## [TASK DIRECTIONS]
Images are to be dropped, and the rest of the data reproduced exactly.

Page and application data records

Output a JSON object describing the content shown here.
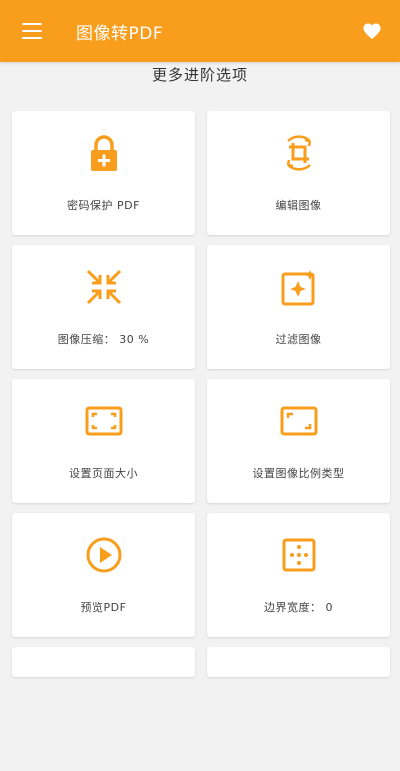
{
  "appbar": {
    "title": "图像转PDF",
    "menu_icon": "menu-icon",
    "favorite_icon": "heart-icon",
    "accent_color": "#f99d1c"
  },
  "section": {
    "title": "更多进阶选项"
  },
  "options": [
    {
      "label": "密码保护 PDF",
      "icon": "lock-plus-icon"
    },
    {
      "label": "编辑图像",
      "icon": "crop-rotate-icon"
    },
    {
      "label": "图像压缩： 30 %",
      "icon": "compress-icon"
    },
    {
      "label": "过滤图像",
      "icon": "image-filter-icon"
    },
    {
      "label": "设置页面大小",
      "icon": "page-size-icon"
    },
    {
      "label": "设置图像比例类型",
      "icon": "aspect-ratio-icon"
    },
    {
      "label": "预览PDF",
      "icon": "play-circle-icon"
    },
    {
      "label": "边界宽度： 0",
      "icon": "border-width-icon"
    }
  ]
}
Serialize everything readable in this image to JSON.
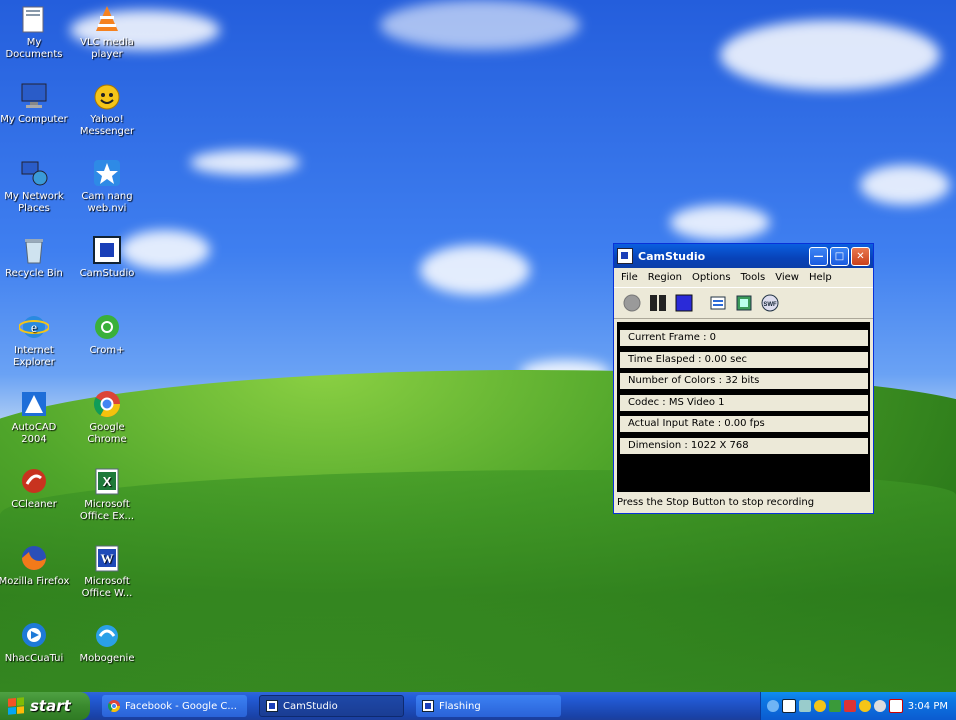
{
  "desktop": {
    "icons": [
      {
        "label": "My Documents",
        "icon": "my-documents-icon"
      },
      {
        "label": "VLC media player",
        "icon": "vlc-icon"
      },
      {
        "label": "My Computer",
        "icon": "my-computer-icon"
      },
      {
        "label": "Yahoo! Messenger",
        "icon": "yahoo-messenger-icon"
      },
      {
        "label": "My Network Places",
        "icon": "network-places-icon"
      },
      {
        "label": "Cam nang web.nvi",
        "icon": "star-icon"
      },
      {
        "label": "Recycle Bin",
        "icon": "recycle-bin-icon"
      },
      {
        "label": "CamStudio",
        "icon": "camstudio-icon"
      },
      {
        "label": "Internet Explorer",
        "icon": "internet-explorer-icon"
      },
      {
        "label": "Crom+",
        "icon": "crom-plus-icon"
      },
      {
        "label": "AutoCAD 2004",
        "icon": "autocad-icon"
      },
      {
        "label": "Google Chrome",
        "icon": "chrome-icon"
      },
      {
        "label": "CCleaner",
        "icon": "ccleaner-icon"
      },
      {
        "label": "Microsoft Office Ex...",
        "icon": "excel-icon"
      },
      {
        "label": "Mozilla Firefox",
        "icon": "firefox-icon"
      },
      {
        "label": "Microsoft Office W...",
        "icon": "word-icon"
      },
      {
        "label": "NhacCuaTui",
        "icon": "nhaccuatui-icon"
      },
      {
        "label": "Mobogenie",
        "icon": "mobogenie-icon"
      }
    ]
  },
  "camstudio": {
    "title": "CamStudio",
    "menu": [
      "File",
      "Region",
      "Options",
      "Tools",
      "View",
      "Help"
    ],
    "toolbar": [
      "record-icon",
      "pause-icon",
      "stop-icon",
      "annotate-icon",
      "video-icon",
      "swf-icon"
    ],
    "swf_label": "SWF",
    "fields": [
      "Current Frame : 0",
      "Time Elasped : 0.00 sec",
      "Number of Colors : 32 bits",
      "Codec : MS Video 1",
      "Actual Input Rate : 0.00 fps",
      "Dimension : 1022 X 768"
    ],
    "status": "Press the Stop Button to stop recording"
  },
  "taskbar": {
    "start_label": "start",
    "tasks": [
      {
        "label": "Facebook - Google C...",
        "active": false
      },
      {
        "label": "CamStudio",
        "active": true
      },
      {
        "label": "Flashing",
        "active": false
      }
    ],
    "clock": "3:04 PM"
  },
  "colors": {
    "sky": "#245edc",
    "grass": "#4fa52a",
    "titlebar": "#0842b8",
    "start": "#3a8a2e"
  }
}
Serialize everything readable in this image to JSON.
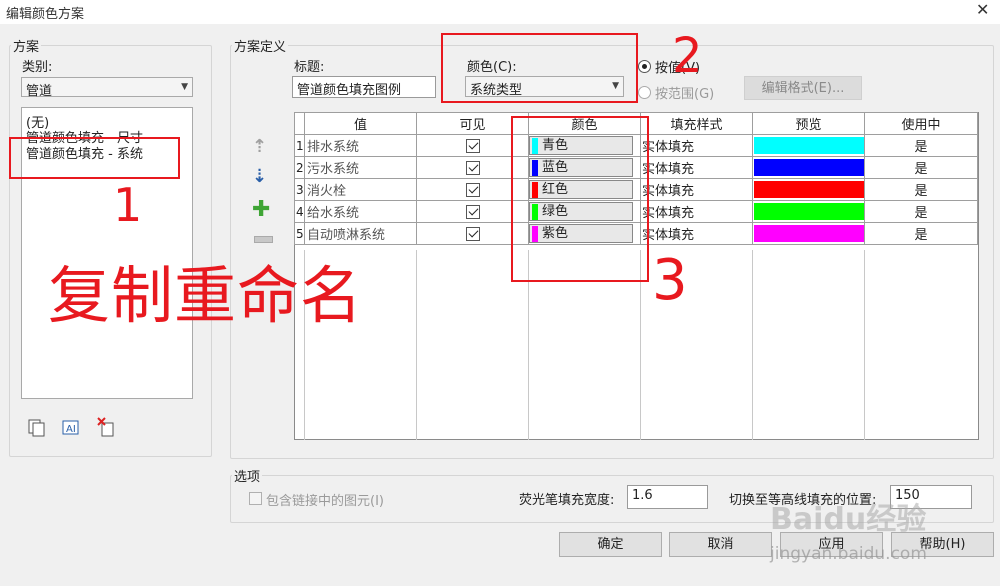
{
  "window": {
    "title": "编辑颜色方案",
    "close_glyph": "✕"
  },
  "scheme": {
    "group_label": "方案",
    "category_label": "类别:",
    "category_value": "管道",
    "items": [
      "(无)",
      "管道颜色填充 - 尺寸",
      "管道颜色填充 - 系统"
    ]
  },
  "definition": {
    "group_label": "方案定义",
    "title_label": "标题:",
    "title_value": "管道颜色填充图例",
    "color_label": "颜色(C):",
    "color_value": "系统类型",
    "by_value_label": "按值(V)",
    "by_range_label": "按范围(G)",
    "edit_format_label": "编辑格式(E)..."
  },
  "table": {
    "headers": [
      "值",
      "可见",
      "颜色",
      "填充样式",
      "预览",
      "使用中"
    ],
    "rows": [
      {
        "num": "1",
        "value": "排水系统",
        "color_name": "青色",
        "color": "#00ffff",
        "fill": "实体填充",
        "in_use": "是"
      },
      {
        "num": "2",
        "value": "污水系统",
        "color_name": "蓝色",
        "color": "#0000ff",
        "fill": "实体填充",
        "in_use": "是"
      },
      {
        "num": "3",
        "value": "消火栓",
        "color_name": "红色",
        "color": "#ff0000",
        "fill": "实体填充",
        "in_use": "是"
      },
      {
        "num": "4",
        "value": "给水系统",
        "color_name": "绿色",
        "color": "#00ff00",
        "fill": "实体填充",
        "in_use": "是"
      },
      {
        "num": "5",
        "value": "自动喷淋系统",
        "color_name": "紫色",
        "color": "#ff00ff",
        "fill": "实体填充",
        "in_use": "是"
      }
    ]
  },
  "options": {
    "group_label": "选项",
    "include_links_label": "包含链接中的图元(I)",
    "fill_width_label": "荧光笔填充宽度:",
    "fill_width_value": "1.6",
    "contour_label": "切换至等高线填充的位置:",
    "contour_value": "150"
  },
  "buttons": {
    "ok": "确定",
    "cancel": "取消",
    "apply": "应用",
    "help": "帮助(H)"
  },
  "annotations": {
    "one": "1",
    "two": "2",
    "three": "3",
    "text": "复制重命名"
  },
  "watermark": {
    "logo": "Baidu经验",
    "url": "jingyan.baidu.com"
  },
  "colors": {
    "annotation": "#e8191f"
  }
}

## [TASK SOLUTION]
Output a JSON object describing the content shown here.
{
  "appbar": {
    "title": "图像转PDF",
    "menu_icon": "menu-icon",
    "favorite_icon": "heart-icon",
    "accent_color": "#f99d1c"
  },
  "section": {
    "title": "更多进阶选项"
  },
  "options": [
    {
      "label": "密码保护 PDF",
      "icon": "lock-plus-icon"
    },
    {
      "label": "编辑图像",
      "icon": "crop-rotate-icon"
    },
    {
      "label": "图像压缩： 30 %",
      "icon": "compress-icon"
    },
    {
      "label": "过滤图像",
      "icon": "image-filter-icon"
    },
    {
      "label": "设置页面大小",
      "icon": "page-size-icon"
    },
    {
      "label": "设置图像比例类型",
      "icon": "aspect-ratio-icon"
    },
    {
      "label": "预览PDF",
      "icon": "play-circle-icon"
    },
    {
      "label": "边界宽度： 0",
      "icon": "border-width-icon"
    }
  ]
}
Serialize everything readable in this image to JSON.
{
  "desktop": {
    "icons": [
      {
        "label": "My Documents",
        "icon": "my-documents-icon"
      },
      {
        "label": "VLC media player",
        "icon": "vlc-icon"
      },
      {
        "label": "My Computer",
        "icon": "my-computer-icon"
      },
      {
        "label": "Yahoo! Messenger",
        "icon": "yahoo-messenger-icon"
      },
      {
        "label": "My Network Places",
        "icon": "network-places-icon"
      },
      {
        "label": "Cam nang web.nvi",
        "icon": "star-icon"
      },
      {
        "label": "Recycle Bin",
        "icon": "recycle-bin-icon"
      },
      {
        "label": "CamStudio",
        "icon": "camstudio-icon"
      },
      {
        "label": "Internet Explorer",
        "icon": "internet-explorer-icon"
      },
      {
        "label": "Crom+",
        "icon": "crom-plus-icon"
      },
      {
        "label": "AutoCAD 2004",
        "icon": "autocad-icon"
      },
      {
        "label": "Google Chrome",
        "icon": "chrome-icon"
      },
      {
        "label": "CCleaner",
        "icon": "ccleaner-icon"
      },
      {
        "label": "Microsoft Office Ex...",
        "icon": "excel-icon"
      },
      {
        "label": "Mozilla Firefox",
        "icon": "firefox-icon"
      },
      {
        "label": "Microsoft Office W...",
        "icon": "word-icon"
      },
      {
        "label": "NhacCuaTui",
        "icon": "nhaccuatui-icon"
      },
      {
        "label": "Mobogenie",
        "icon": "mobogenie-icon"
      }
    ]
  },
  "camstudio": {
    "title": "CamStudio",
    "menu": [
      "File",
      "Region",
      "Options",
      "Tools",
      "View",
      "Help"
    ],
    "toolbar": [
      "record-icon",
      "pause-icon",
      "stop-icon",
      "annotate-icon",
      "video-icon",
      "swf-icon"
    ],
    "swf_label": "SWF",
    "fields": [
      "Current Frame : 0",
      "Time Elasped : 0.00 sec",
      "Number of Colors : 32 bits",
      "Codec : MS Video 1",
      "Actual Input Rate : 0.00 fps",
      "Dimension : 1022 X 768"
    ],
    "status": "Press the Stop Button to stop recording"
  },
  "taskbar": {
    "start_label": "start",
    "tasks": [
      {
        "label": "Facebook - Google C...",
        "active": false
      },
      {
        "label": "CamStudio",
        "active": true
      },
      {
        "label": "Flashing",
        "active": false
      }
    ],
    "clock": "3:04 PM"
  },
  "colors": {
    "sky": "#245edc",
    "grass": "#4fa52a",
    "titlebar": "#0842b8",
    "start": "#3a8a2e"
  }
}
Serialize everything readable in this image to JSON.
{
  "window": {
    "title": "编辑颜色方案",
    "close_glyph": "✕"
  },
  "scheme": {
    "group_label": "方案",
    "category_label": "类别:",
    "category_value": "管道",
    "items": [
      "(无)",
      "管道颜色填充 - 尺寸",
      "管道颜色填充 - 系统"
    ]
  },
  "definition": {
    "group_label": "方案定义",
    "title_label": "标题:",
    "title_value": "管道颜色填充图例",
    "color_label": "颜色(C):",
    "color_value": "系统类型",
    "by_value_label": "按值(V)",
    "by_range_label": "按范围(G)",
    "edit_format_label": "编辑格式(E)..."
  },
  "table": {
    "headers": [
      "值",
      "可见",
      "颜色",
      "填充样式",
      "预览",
      "使用中"
    ],
    "rows": [
      {
        "num": "1",
        "value": "排水系统",
        "color_name": "青色",
        "color": "#00ffff",
        "fill": "实体填充",
        "in_use": "是"
      },
      {
        "num": "2",
        "value": "污水系统",
        "color_name": "蓝色",
        "color": "#0000ff",
        "fill": "实体填充",
        "in_use": "是"
      },
      {
        "num": "3",
        "value": "消火栓",
        "color_name": "红色",
        "color": "#ff0000",
        "fill": "实体填充",
        "in_use": "是"
      },
      {
        "num": "4",
        "value": "给水系统",
        "color_name": "绿色",
        "color": "#00ff00",
        "fill": "实体填充",
        "in_use": "是"
      },
      {
        "num": "5",
        "value": "自动喷淋系统",
        "color_name": "紫色",
        "color": "#ff00ff",
        "fill": "实体填充",
        "in_use": "是"
      }
    ]
  },
  "options": {
    "group_label": "选项",
    "include_links_label": "包含链接中的图元(I)",
    "fill_width_label": "荧光笔填充宽度:",
    "fill_width_value": "1.6",
    "contour_label": "切换至等高线填充的位置:",
    "contour_value": "150"
  },
  "buttons": {
    "ok": "确定",
    "cancel": "取消",
    "apply": "应用",
    "help": "帮助(H)"
  },
  "annotations": {
    "one": "1",
    "two": "2",
    "three": "3",
    "text": "复制重命名"
  },
  "watermark": {
    "logo": "Baidu经验",
    "url": "jingyan.baidu.com"
  },
  "colors": {
    "annotation": "#e8191f"
  }
}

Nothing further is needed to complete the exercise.